DISCONNECTION PATHWAY 1. INTERHEMISPHERE • Corpus callosum link related parts of the two hemisphere . INTRAHEMISPHERIC • Linking part of the same hemisphere 2.

Broca’s speech area poor repetition Wernicke’s speech area .Intrahemisphere Dysconnection Syndrome CONDUCTION APHASIA p Lesion of the arcuate fasciculus p Fluent dysphasia speech p good comprehension.

self initiated is normal p Patient seems deaf but audiometry is normal .Intrahemisphere Dysconnection Syndrome PURE WORD DEAFNESS p Lesion beetween the primary auditory cortex (Heschl’s gyrus) and auditory association cortex) p Impaired comprehension of spoken word.

INTERHEMISPHERE DISCONNECTION SYNDROME AGENESIS OF THE CORPUS CALLOSUM p No connection between the two hemisphere p Failure to name an object presented visually or by touch to the non-dominant hemisphere .

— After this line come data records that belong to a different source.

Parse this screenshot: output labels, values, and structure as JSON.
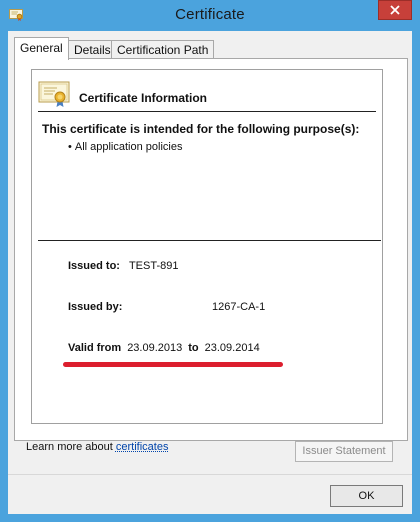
{
  "window": {
    "title": "Certificate",
    "close_symbol": "✕"
  },
  "tabs": [
    {
      "label": "General",
      "active": true
    },
    {
      "label": "Details",
      "active": false
    },
    {
      "label": "Certification Path",
      "active": false
    }
  ],
  "info": {
    "heading": "Certificate Information",
    "purpose_heading": "This certificate is intended for the following purpose(s):",
    "purposes": [
      "All application policies"
    ],
    "bullet": "•",
    "issued_to_label": "Issued to:",
    "issued_to_value": "TEST-891",
    "issued_by_label": "Issued by:",
    "issued_by_value": "1267-CA-1",
    "valid_from_label": "Valid from",
    "valid_from_value": "23.09.2013",
    "valid_to_label": "to",
    "valid_to_value": "23.09.2014"
  },
  "buttons": {
    "issuer_statement": "Issuer Statement",
    "ok": "OK"
  },
  "learn_more": {
    "prefix": "Learn more about ",
    "link": "certificates"
  },
  "colors": {
    "window_frame": "#4ba3dd",
    "close_button": "#c7403a",
    "highlight_underline": "#dc1e2e",
    "link": "#0044aa"
  },
  "icons": {
    "title": "certificate-small-icon",
    "info": "certificate-ribbon-icon",
    "close": "close-icon"
  }
}
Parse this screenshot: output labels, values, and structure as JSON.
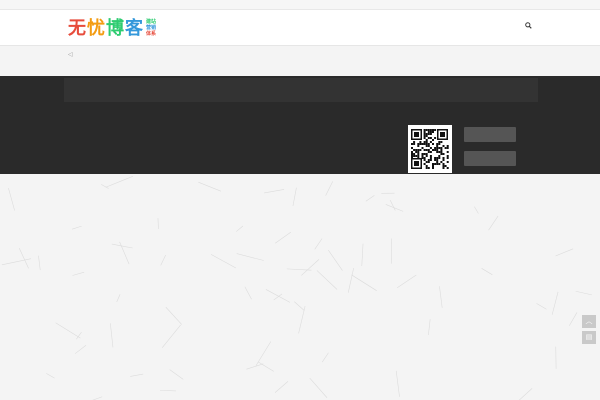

Interhemisphere Dysconnection Syndrome BUCCAL LINGUAL and SYMPATHETIC APRAXIA p Involves the links between left and right association motor cortices Premotor motor cortex Broca’s p Right brachiofacial area weakness and apraxia of tongue. lip and left limb movements .

INTERHEMISPHERE DISCONNECTION SYNDROME LEFT SIDE APRAXIA p Lesion of the anterior corpus callosum p Apraxia of the left sided limb move- ment .

to copy writing and the ability to identify colours n Inability to read letter (literal alexia) n Inability to read word (verbal alexia) .INTERHEMISPHERE DISCONNECTION SYNDROME ALEXIA WITHOUT AGRAPHIA PURE WORD BLINDNESS p Lesion of the posterior corpus callosum and dominat occipital lobe (primary visual area) p Inability to read. to name colours.

Alexia without agraphia Pure alexia Hemi alexia .